Sunday, March 9, 2014
By Steve Mistler firstname.lastname@example.org
State House Bureau
AUGUSTA — The political standoff over whether the state should borrow for transportation, education and research and development projects continued Tuesday as the Legislature's budget-writing committee attempted to winnow 30 different bond proposals.
Sen. Patrick Flood, R-Winthrop, confers with Rep. Peggy Rotundo, D-Lewiston, during a meeting of the Legislature's Appropriations Committee Tuesday in Augusta.
Photo by Andy Molloy / Kennebec Journal
Among them is Gov. Paul LePage's $100 million transportation bond, which includes funding for roads, bridges, ports and rail.
The governor and Republican lawmakers on Tuesday continued to press the Democratic-controlled Legislature to approve the proposal this month so it can go to voters in November.
Democrats continued to insist that all bonds can wait until June to go to voters so lawmakers can negotiate a comprehensive borrowing plan that includes transportation and infrastructure projects in the University of Maine and community college systems, as well as land preservation.
The competing proposals could help pay for a range of projects, from repairing Route 302 in Bridgton and Main Street in Freeport to improving the intersection at Interstate 295 and Forest Avenue in Portland.
The Maine Department of Transportation says the money could also help extend rail service on the Portland waterfront and secure investment there by an Icelandic shipping company.
The political arguments in Augusta, however, have less to do with the merits of such projects than with the timing of a voter referendum and whether a borrowing package should be limited to transportation.
Both parties will have to compromise, as a two-thirds majority is required to bring a bond proposal to voters. The Appropriations Committee must first decide whether to present a borrowing package to the full Legislature.
The battle is rooted in politics, a point underscored Tuesday when the LePage administration rejected requests for department heads to appear before the committee. This left Democrats no chance to publicly question administration officials on the transportation bond and other issues.
Republicans argued Tuesday that the transportation bond can't wait until June because the delay could interrupt the Maine transportation department's work plan for 2014 and 2015. The LePage adminstration also said Tuesday the bond should move forward in case the funds are needed to take over rail lines that could go out of business because of last month's deadly train crash in Quebec.
Democrats hope to use their majority to ensure that non-transportation projects are approved. Money from other, already approved, bonds has yet to be issued, they said.
"The only thing holding this up is politics," said Republican House leader Rep. Kenneth Fredette, R-Newport, adding that Democrats could approve the governor's proposal in "15 minutes."
Fredette said Republicans see no need to return in September to vote on a slate of bond proposals if Democrats don't immediately approve the governor's bond plan and allow LePage to call a special legislative session by the end of the week.
Democratic leaders were just as entrenched, and invited guests to testify on the state's borrowing capacity and how infrastructure funding would benefit stakeholders.

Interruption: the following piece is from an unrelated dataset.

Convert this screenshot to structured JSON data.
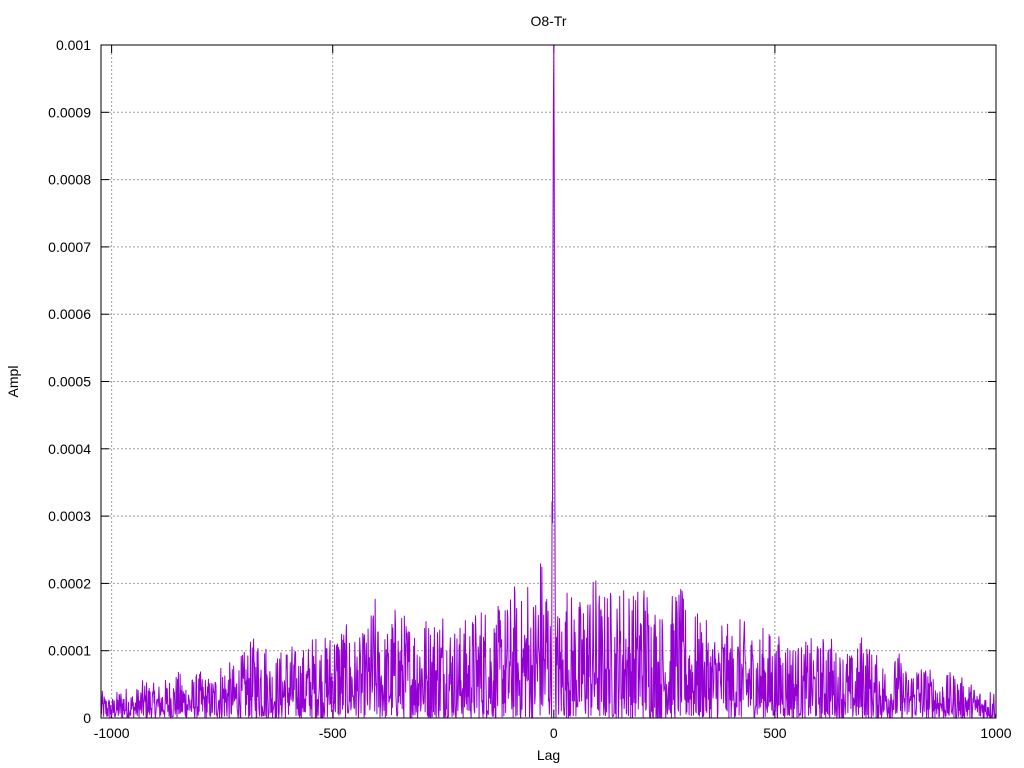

Ryan Low, representing the University of Maine, furnished a graphic showing the system's aging facilities, 36 percent of which are over 50 years old.
"We're at a point where the projects pick us instead of the other way around," Low said.
The Maine Community College System said its $15 million request would allow the enrollment of 2,400 additional students.
Charles Colgan, a former state economist under Democratic Gov. John Baldacci and now an associate director with the Maine Center for Business and Economic Research, told lawmakers that they should borrow soon enough to allow the state to take advantage of low interest rates that could save taxpayers an estimated $20 million on a $100 million bond.
Colgan said these savings could likely be achieved if bonds are approved by June, a point Democrats quickly echoed.
LePage, in a video address sent Monday, said the transportation bond was critical lest transportation projects go unfunded next year.
The governor's bond provides $81 million for improvement to highways and bridges and "job stability to those in the construction industry, where more than 8,000 jobs have been lost since 2006," he said.
LePage also highlighted $19 million for multimodal projects, including extending railroad tracks to the International Marine Terminal on the Portland waterfront, a crucial piece in a deal with Eimskip, the Icelandic shipping company that moved its North American operations to Portland in March.
Eimskip said it moved to Portland after state officials assured the company that Pan Am Railways tracks would be extended about 1,500 feet so freight trains could reach the International Marine Terminal, where Eimskip's ships dock.
But Democrats on Tuesday cited an analysis by the Legislature's fiscal office that showed the Transportation Department already has $57 million in voter-approved bonds that the administration still hasn't issued.
An estimated $41 million of that total gives the department some discretion over which projects to fund.
"When the governor is saying there's an emergency, there's $41 million available that he has not issued," said Rep. Peggy Rotundo, D-Lewiston.
Ted Talbot, a spokesman for the MDOT, took issue with the flexibility of the $41 million, saying borrowing doesn't allow the department to respond to imminent development projects.
"If we wait, the distance between November and June is seven months," Talbot said. "Businesses don't operate that way. They need to be nimble and ready to move. This bond allows us to be nimble and ready to move."
Steve Mistler can be contacted at 620-7016 or at: